And guess what? One day later when a known violent 22-year old Dane by the name of Omar el-Hussein went on a shooting spree in Copenhagen and killed two people it was immediately labelled a terrorist act.

That is despite Denmark’s Prime Minister making it clear el-Hussein had no known links to any terror cell.

And then in Halifax, Canada, on Valentine’s Day the police foiled a planned murder spree by a young Canadian and a young American - the third of their neo-Nazi, Klan, Columbine massacre devotees killed himself before the police got him.


No. Apparently the three white “murderous misfits” as Canada’s federal Justice Minister called them were, in the words of the local police, ”a group of individuals that had some beliefs and were willing to carry out violent acts against citizens”. 

Hmmmm....”individuals”, “beliefs”, violence against innocents.

Hardly just a day at the Halifax mall.

Again a fair bet that if the alleged perpetrators were Muslim the headline would have screamed “Terrorist Mass-Murder Plot Averted”.

Defining terrorism has been elusive since the French Revolution, but took on a new immediacy after 2001. Yet separating the subjectives from the objectives, the cells from the lone wolves, the real from the imagined and exploring the psychology, the motives and the contexts remains evasive.

What we see are governments lining up to introduce anti-terrorism legislation because that’s the way to give intelligence agencies and the police more powers.

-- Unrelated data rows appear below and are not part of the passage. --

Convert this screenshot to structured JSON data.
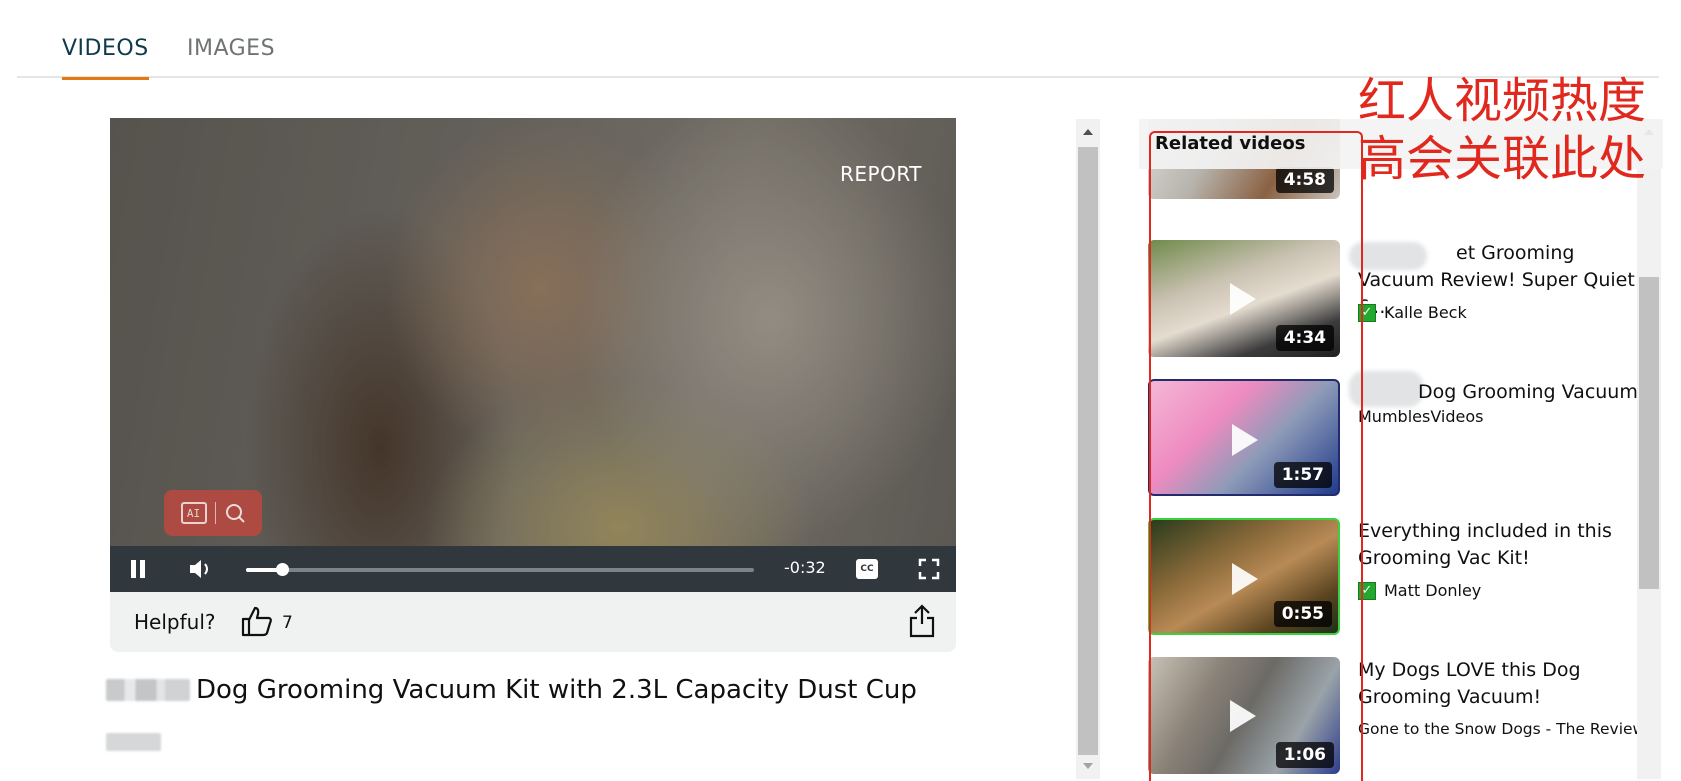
{
  "tabs": [
    {
      "label": "VIDEOS",
      "active": true
    },
    {
      "label": "IMAGES",
      "active": false
    }
  ],
  "player": {
    "report_label": "REPORT",
    "time_remaining": "-0:32",
    "cc_label": "CC",
    "progress_fraction": 0.07
  },
  "helpful": {
    "label": "Helpful?",
    "count": "7"
  },
  "video": {
    "title": "Dog Grooming Vacuum Kit with 2.3L Capacity Dust Cup"
  },
  "related": {
    "title": "Related videos",
    "items": [
      {
        "title": "",
        "author": "",
        "duration": "4:58",
        "verified": false
      },
      {
        "title": "et Grooming Vacuum Review! Super Quiet &…",
        "author": "Kalle Beck",
        "duration": "4:34",
        "verified": true
      },
      {
        "title": "Dog Grooming Vacuum",
        "author": "MumblesVideos",
        "duration": "1:57",
        "verified": false
      },
      {
        "title": "Everything included in this Grooming Vac Kit!",
        "author": "Matt Donley",
        "duration": "0:55",
        "verified": true
      },
      {
        "title": "My Dogs LOVE this Dog Grooming Vacuum!",
        "author": "Gone to the Snow Dogs - The Review",
        "duration": "1:06",
        "verified": false
      }
    ]
  },
  "annotation": {
    "line1": "红人视频热度",
    "line2": "高会关联此处",
    "color": "#e0281e"
  },
  "colors": {
    "accent_tab": "#e47911",
    "control_bar": "#31383d",
    "verified": "#22a82f"
  }
}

The British, Americans and others have fairly closely linked definitions which describe terrorism as using or threatening to use violent actions for the purposes of influencing and intimidating governments and the public, for the purpose of advancing a political, religious or ideological cause.

When this definition is used by these states against others, few question it. 

When those very same states act in a manner which fits their own definition of terrorism, it is referred to as ‘counter-terrorism’ even when it is blindingly obvious there was nothing to ‘counter’ in the first place. Iraq 2003.

Once labelled, ‘terrorists’, by virtue of those who label them, are stripped of any legal rights - they can be arrested, tortured, held without charge and assassinated with zero repercussions for the (state) perpetrator. Their ‘crimes’ can include peaceful political agitation. Egypt 2014.

Academics tell us that the meaning of terrorism fluctuates with history, but there’s a general feeling that legal definitions add little to the debate other than giving government specific crimes that action can be taken against.

Then of course legal definitions can be fraught with internal contradictions - the old one person’s terrorist is another’s freedom fighter issue. 

It also depends on whether you have friends in high places - how is Saudi Arabia’s mass beheadings, even of a woman in the street, different to the beheadings of Daesh? Why is every Palestinian who commits a crime labelled by the Israeli settler Government a terrorist, yet not one illegal settler who kills or maims a Palestinian, or destroys their olive groves ever called a terrorist let alone face imprisonment?

In reality can a single definition actually embody all the potentials of terror?

In reality what can be casually labelled as terrorism is often indistinguishable from war, revolutions and crime.

The UN’s 2004 definition requires the act to intend death or serious bodily injury to a civilian or someone not involved in hostilities in order to intimidate or compel a government or international organization to do or abstain from doing a particular act.

It is but one of a myriad of definitions I have found....way too many to list here but worth the search. 

Terrorism is an emotionally charged, pejorative term, depending on where the sympathies of the accuser lie - with the perpetrator or the victim.

It’s application therefore requires considerably more thought than is currently given before it is applied to those who are often ‘merely’ criminals.